coalvalleynews.com

Patience on elk restoration wearing thin

By Paul Adkins

August 4, 2013

“I can hear the elk bugling now.” With an eye to the future, a cupped hand held to his ear and a broad smile, Arthur Brunty of the award winning Buffalo Creek Watershed Association stated so just after DNR’s quarterly meeting here Sunday. That was in response to the local political delegation’s at times heated comment directed toward the WVDNR Director’s most recent apparently confounding statements toward fulfilling Governor Early Ray Tomblin’s campaign promise to well you guessed it, actively restore elk right here in the southern Coalfields.


Local Delegate Rupie Phillips clearly took the lead in his comments and later via an in-meeting, I-phone query to the DNR web-page. That is, the preferred DNR elk restoration zone lies within all or parts of the seven Coalfield counties of Logan, Mingo, Wyoming, McDowell, Boone, Lincoln and Wayne. Local Senator Ron Stollings seconded Rupie’s assertions indicating that his cohort, Senator Art Kirkendoll, who could not attend, was also in support of accelerating the southern elk option. Delegate Ted Tomblin then rose to the podium and offered his elk support and assistance in any way.


The latest stumbling blocks to fulfilling the governor’s mandate seem to originate ironically from the agency that you would think would be drooling over the prospects to accommodate Earl Ray, as the governor is locally known. The curveball situation stemmed from several news and other accounts stating that the Director indicated elk would go north, as up Dolly Sods way, if anywhere. Denying these assertions, Director Jezioro stated that he was referring only to a 2002 year feasibility study that evaluated several potential restoration areas. He stated that he made no commitments as such and that he would pursue the north option only if the “southern” strategy failed.

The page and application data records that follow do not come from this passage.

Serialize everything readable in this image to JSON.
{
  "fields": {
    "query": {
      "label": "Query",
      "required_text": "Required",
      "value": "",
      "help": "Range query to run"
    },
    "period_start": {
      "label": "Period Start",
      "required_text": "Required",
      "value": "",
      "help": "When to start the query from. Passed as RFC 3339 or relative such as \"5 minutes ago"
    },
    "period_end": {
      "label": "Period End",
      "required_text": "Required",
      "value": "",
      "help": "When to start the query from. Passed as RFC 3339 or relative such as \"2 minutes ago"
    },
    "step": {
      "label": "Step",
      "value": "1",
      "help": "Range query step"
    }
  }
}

Local DNR Commissioner Ken Wilson questioned why the DNR would even be discussing the northern option at this late venture? That zone has high potential for agricultural conflict, is intimate with the CWD (disease) containment area and it would take forever to do the environmental impact studies akin to getting a coal mine permit at the federal Forest Service level. Good luck with that.


Acknowledging those possibly fatal flaws, the Director indicated his willingness to move on the southern elk strategy if some 40,000 acres could only be locked in. However, no such land commitments had been made prior to the restoration of Canada geese, wood ducks, deer, bear, bald eagles, beaver, fishers, otters, wild turkeys or fresh water mussels for that matter. Nevertheless, the political contingent stated that they are familiar with the land companies and believed they would cooperate.


After all, the land companies made the Hatfield-McCoy Trail possible and they would hopefully rise to the task of kick-starting elk restoration. It begs the question as to why the DNR has never approached them or purchased any lands here since the stated studies of 2002. The frustration of the political contingent becomes ever more apparent.


Lands that harbor the regal elk are immediately more valuable than those that don’t. Perhaps the folks at the Hatfield-McCoy Trail or Arthur Brunty and the gang from the Buffalo Creek Watershed Association should get involved. The sky could be the limit in view of their recent accomplishments. As the sayings go, “ain’t none of us getting’ any younger,” so “let’s just get ‘er done.”